ASSIGNED TASK: Return every entry exactly as written, with the pictures removed.

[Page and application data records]
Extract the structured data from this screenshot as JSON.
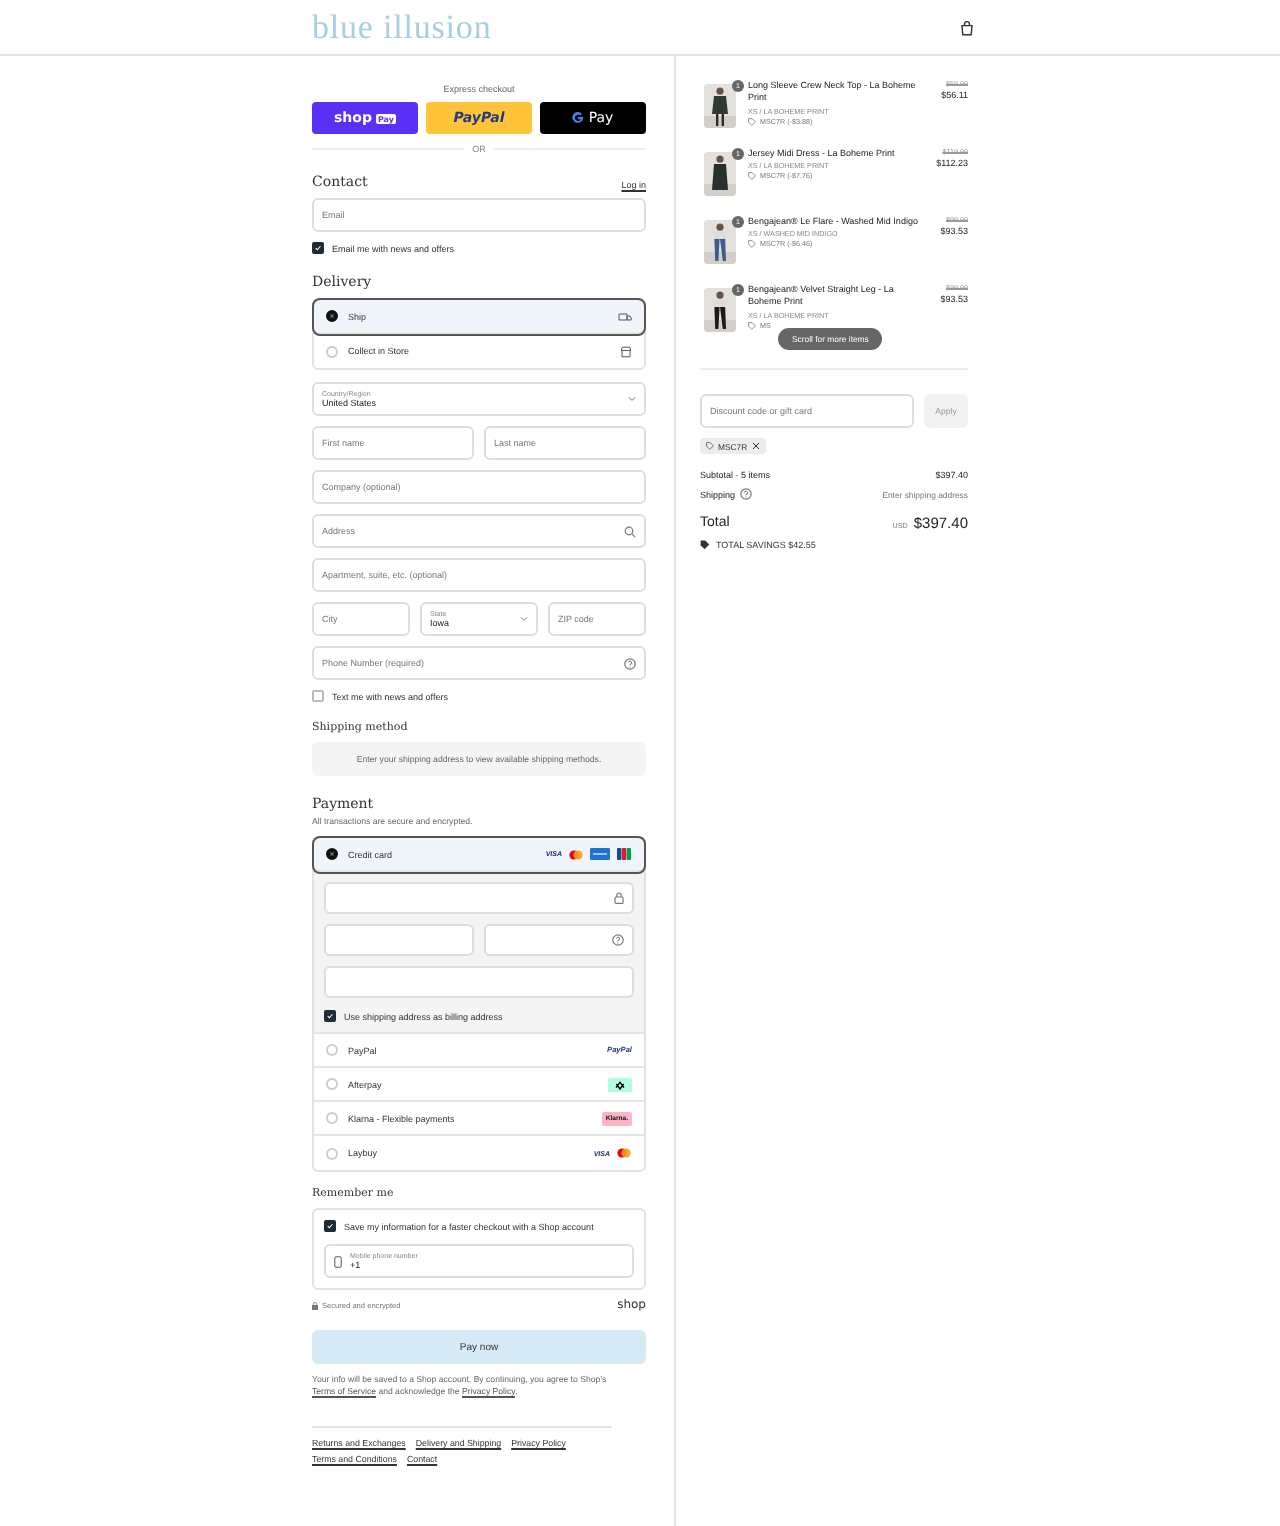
{
  "header": {
    "logo": "blue illusion"
  },
  "express_checkout": {
    "label": "Express checkout",
    "buttons": [
      {
        "kind": "shoppay",
        "text": "shop",
        "badge": "Pay"
      },
      {
        "kind": "paypal",
        "text": "PayPal"
      },
      {
        "kind": "gpay",
        "text": "Pay"
      }
    ],
    "divider": "OR"
  },
  "contact": {
    "heading": "Contact",
    "login": "Log in",
    "email": {
      "placeholder": "Email"
    },
    "newsletter": {
      "label": "Email me with news and offers",
      "checked": true
    }
  },
  "delivery": {
    "heading": "Delivery",
    "options": [
      {
        "kind": "ship",
        "label": "Ship",
        "selected": true
      },
      {
        "kind": "store",
        "label": "Collect in Store",
        "selected": false
      }
    ],
    "rows": [
      {
        "fields": [
          {
            "kind": "select",
            "label": "Country/Region",
            "value": "United States"
          }
        ]
      },
      {
        "fields": [
          {
            "kind": "text",
            "placeholder": "First name"
          },
          {
            "kind": "text",
            "placeholder": "Last name"
          }
        ]
      },
      {
        "fields": [
          {
            "kind": "text",
            "placeholder": "Company (optional)"
          }
        ]
      },
      {
        "fields": [
          {
            "kind": "search",
            "placeholder": "Address"
          }
        ]
      },
      {
        "fields": [
          {
            "kind": "text",
            "placeholder": "Apartment, suite, etc. (optional)"
          }
        ]
      },
      {
        "fields": [
          {
            "kind": "text",
            "placeholder": "City"
          },
          {
            "kind": "select",
            "label": "State",
            "value": "Iowa"
          },
          {
            "kind": "text",
            "placeholder": "ZIP code"
          }
        ]
      },
      {
        "fields": [
          {
            "kind": "help",
            "placeholder": "Phone Number (required)"
          }
        ]
      }
    ],
    "sms": {
      "label": "Text me with news and offers",
      "checked": false
    }
  },
  "shipping_method": {
    "heading": "Shipping method",
    "message": "Enter your shipping address to view available shipping methods."
  },
  "payment": {
    "heading": "Payment",
    "subtitle": "All transactions are secure and encrypted.",
    "methods": [
      {
        "kind": "card",
        "label": "Credit card",
        "selected": true,
        "logos": [
          {
            "kind": "visa",
            "text": "VISA"
          },
          {
            "kind": "mastercard"
          },
          {
            "kind": "amex"
          },
          {
            "kind": "jcb"
          }
        ]
      },
      {
        "kind": "other",
        "label": "PayPal",
        "selected": false,
        "logos": [
          {
            "kind": "paypal",
            "text": "PayPal"
          }
        ]
      },
      {
        "kind": "other",
        "label": "Afterpay",
        "selected": false,
        "logos": [
          {
            "kind": "afterpay"
          }
        ]
      },
      {
        "kind": "other",
        "label": "Klarna - Flexible payments",
        "selected": false,
        "logos": [
          {
            "kind": "klarna",
            "text": "Klarna."
          }
        ]
      },
      {
        "kind": "other",
        "label": "Laybuy",
        "selected": false,
        "logos": [
          {
            "kind": "visa",
            "text": "VISA"
          },
          {
            "kind": "mastercard"
          }
        ]
      }
    ],
    "card_form": {
      "rows": [
        {
          "fields": [
            {
              "kind": "lock"
            }
          ]
        },
        {
          "fields": [
            {
              "kind": "plain"
            },
            {
              "kind": "help"
            }
          ]
        },
        {
          "fields": [
            {
              "kind": "plain"
            }
          ]
        }
      ],
      "billing": {
        "label": "Use shipping address as billing address",
        "checked": true
      }
    }
  },
  "remember": {
    "heading": "Remember me",
    "save": {
      "label": "Save my information for a faster checkout with a Shop account",
      "checked": true
    },
    "phone": {
      "label": "Mobile phone number",
      "value": "+1"
    },
    "secure": "Secured and encrypted",
    "brand": "shop"
  },
  "pay_button": "Pay now",
  "legal": [
    {
      "kind": "text",
      "text": "Your info will be saved to a Shop account. By continuing, you agree to Shop’s "
    },
    {
      "kind": "link",
      "text": "Terms of Service"
    },
    {
      "kind": "text",
      "text": " and acknowledge the "
    },
    {
      "kind": "link",
      "text": "Privacy Policy"
    },
    {
      "kind": "text",
      "text": "."
    }
  ],
  "footer_links": [
    "Returns and Exchanges",
    "Delivery and Shipping",
    "Privacy Policy",
    "Terms and Conditions",
    "Contact"
  ],
  "summary": {
    "items": [
      {
        "title": "Long Sleeve Crew Neck Top - La Boheme Print",
        "variant": "XS / LA BOHEME PRINT",
        "discount": "MSC7R (-$3.88)",
        "original_price": "$59.99",
        "price": "$56.11",
        "quantity": "1"
      },
      {
        "title": "Jersey Midi Dress - La Boheme Print",
        "variant": "XS / LA BOHEME PRINT",
        "discount": "MSC7R (-$7.76)",
        "original_price": "$119.99",
        "price": "$112.23",
        "quantity": "1"
      },
      {
        "title": "Bengajean® Le Flare - Washed Mid Indigo",
        "variant": "XS / WASHED MID INDIGO",
        "discount": "MSC7R (-$6.46)",
        "original_price": "$99.99",
        "price": "$93.53",
        "quantity": "1"
      },
      {
        "title": "Bengajean® Velvet Straight Leg - La Boheme Print",
        "variant": "XS / LA BOHEME PRINT",
        "discount": "MS",
        "original_price": "$99.99",
        "price": "$93.53",
        "quantity": "1"
      }
    ],
    "scroll_hint": "Scroll for more items",
    "discount_field": {
      "placeholder": "Discount code or gift card",
      "button": "Apply"
    },
    "codes": [
      {
        "code": "MSC7R"
      }
    ],
    "subtotal_label": "Subtotal · 5 items",
    "subtotal": "$397.40",
    "shipping_label": "Shipping",
    "shipping_value": "Enter shipping address",
    "total_label": "Total",
    "currency": "USD",
    "total": "$397.40",
    "savings": "TOTAL SAVINGS $42.55"
  }
}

ANSWER TO THIS PROBLEM:
Extract the structured data from this screenshot as JSON.
{
  "header": {
    "logo": "blue illusion"
  },
  "express_checkout": {
    "label": "Express checkout",
    "buttons": [
      {
        "kind": "shoppay",
        "text": "shop",
        "badge": "Pay"
      },
      {
        "kind": "paypal",
        "text": "PayPal"
      },
      {
        "kind": "gpay",
        "text": "Pay"
      }
    ],
    "divider": "OR"
  },
  "contact": {
    "heading": "Contact",
    "login": "Log in",
    "email": {
      "placeholder": "Email"
    },
    "newsletter": {
      "label": "Email me with news and offers",
      "checked": true
    }
  },
  "delivery": {
    "heading": "Delivery",
    "options": [
      {
        "kind": "ship",
        "label": "Ship",
        "selected": true
      },
      {
        "kind": "store",
        "label": "Collect in Store",
        "selected": false
      }
    ],
    "rows": [
      {
        "fields": [
          {
            "kind": "select",
            "label": "Country/Region",
            "value": "United States"
          }
        ]
      },
      {
        "fields": [
          {
            "kind": "text",
            "placeholder": "First name"
          },
          {
            "kind": "text",
            "placeholder": "Last name"
          }
        ]
      },
      {
        "fields": [
          {
            "kind": "text",
            "placeholder": "Company (optional)"
          }
        ]
      },
      {
        "fields": [
          {
            "kind": "search",
            "placeholder": "Address"
          }
        ]
      },
      {
        "fields": [
          {
            "kind": "text",
            "placeholder": "Apartment, suite, etc. (optional)"
          }
        ]
      },
      {
        "fields": [
          {
            "kind": "text",
            "placeholder": "City"
          },
          {
            "kind": "select",
            "label": "State",
            "value": "Iowa"
          },
          {
            "kind": "text",
            "placeholder": "ZIP code"
          }
        ]
      },
      {
        "fields": [
          {
            "kind": "help",
            "placeholder": "Phone Number (required)"
          }
        ]
      }
    ],
    "sms": {
      "label": "Text me with news and offers",
      "checked": false
    }
  },
  "shipping_method": {
    "heading": "Shipping method",
    "message": "Enter your shipping address to view available shipping methods."
  },
  "payment": {
    "heading": "Payment",
    "subtitle": "All transactions are secure and encrypted.",
    "methods": [
      {
        "kind": "card",
        "label": "Credit card",
        "selected": true,
        "logos": [
          {
            "kind": "visa",
            "text": "VISA"
          },
          {
            "kind": "mastercard"
          },
          {
            "kind": "amex"
          },
          {
            "kind": "jcb"
          }
        ]
      },
      {
        "kind": "other",
        "label": "PayPal",
        "selected": false,
        "logos": [
          {
            "kind": "paypal",
            "text": "PayPal"
          }
        ]
      },
      {
        "kind": "other",
        "label": "Afterpay",
        "selected": false,
        "logos": [
          {
            "kind": "afterpay"
          }
        ]
      },
      {
        "kind": "other",
        "label": "Klarna - Flexible payments",
        "selected": false,
        "logos": [
          {
            "kind": "klarna",
            "text": "Klarna."
          }
        ]
      },
      {
        "kind": "other",
        "label": "Laybuy",
        "selected": false,
        "logos": [
          {
            "kind": "visa",
            "text": "VISA"
          },
          {
            "kind": "mastercard"
          }
        ]
      }
    ],
    "card_form": {
      "rows": [
        {
          "fields": [
            {
              "kind": "lock"
            }
          ]
        },
        {
          "fields": [
            {
              "kind": "plain"
            },
            {
              "kind": "help"
            }
          ]
        },
        {
          "fields": [
            {
              "kind": "plain"
            }
          ]
        }
      ],
      "billing": {
        "label": "Use shipping address as billing address",
        "checked": true
      }
    }
  },
  "remember": {
    "heading": "Remember me",
    "save": {
      "label": "Save my information for a faster checkout with a Shop account",
      "checked": true
    },
    "phone": {
      "label": "Mobile phone number",
      "value": "+1"
    },
    "secure": "Secured and encrypted",
    "brand": "shop"
  },
  "pay_button": "Pay now",
  "legal": [
    {
      "kind": "text",
      "text": "Your info will be saved to a Shop account. By continuing, you agree to Shop’s "
    },
    {
      "kind": "link",
      "text": "Terms of Service"
    },
    {
      "kind": "text",
      "text": " and acknowledge the "
    },
    {
      "kind": "link",
      "text": "Privacy Policy"
    },
    {
      "kind": "text",
      "text": "."
    }
  ],
  "footer_links": [
    "Returns and Exchanges",
    "Delivery and Shipping",
    "Privacy Policy",
    "Terms and Conditions",
    "Contact"
  ],
  "summary": {
    "items": [
      {
        "title": "Long Sleeve Crew Neck Top - La Boheme Print",
        "variant": "XS / LA BOHEME PRINT",
        "discount": "MSC7R (-$3.88)",
        "original_price": "$59.99",
        "price": "$56.11",
        "quantity": "1"
      },
      {
        "title": "Jersey Midi Dress - La Boheme Print",
        "variant": "XS / LA BOHEME PRINT",
        "discount": "MSC7R (-$7.76)",
        "original_price": "$119.99",
        "price": "$112.23",
        "quantity": "1"
      },
      {
        "title": "Bengajean® Le Flare - Washed Mid Indigo",
        "variant": "XS / WASHED MID INDIGO",
        "discount": "MSC7R (-$6.46)",
        "original_price": "$99.99",
        "price": "$93.53",
        "quantity": "1"
      },
      {
        "title": "Bengajean® Velvet Straight Leg - La Boheme Print",
        "variant": "XS / LA BOHEME PRINT",
        "discount": "MS",
        "original_price": "$99.99",
        "price": "$93.53",
        "quantity": "1"
      }
    ],
    "scroll_hint": "Scroll for more items",
    "discount_field": {
      "placeholder": "Discount code or gift card",
      "button": "Apply"
    },
    "codes": [
      {
        "code": "MSC7R"
      }
    ],
    "subtotal_label": "Subtotal · 5 items",
    "subtotal": "$397.40",
    "shipping_label": "Shipping",
    "shipping_value": "Enter shipping address",
    "total_label": "Total",
    "currency": "USD",
    "total": "$397.40",
    "savings": "TOTAL SAVINGS $42.55"
  }
}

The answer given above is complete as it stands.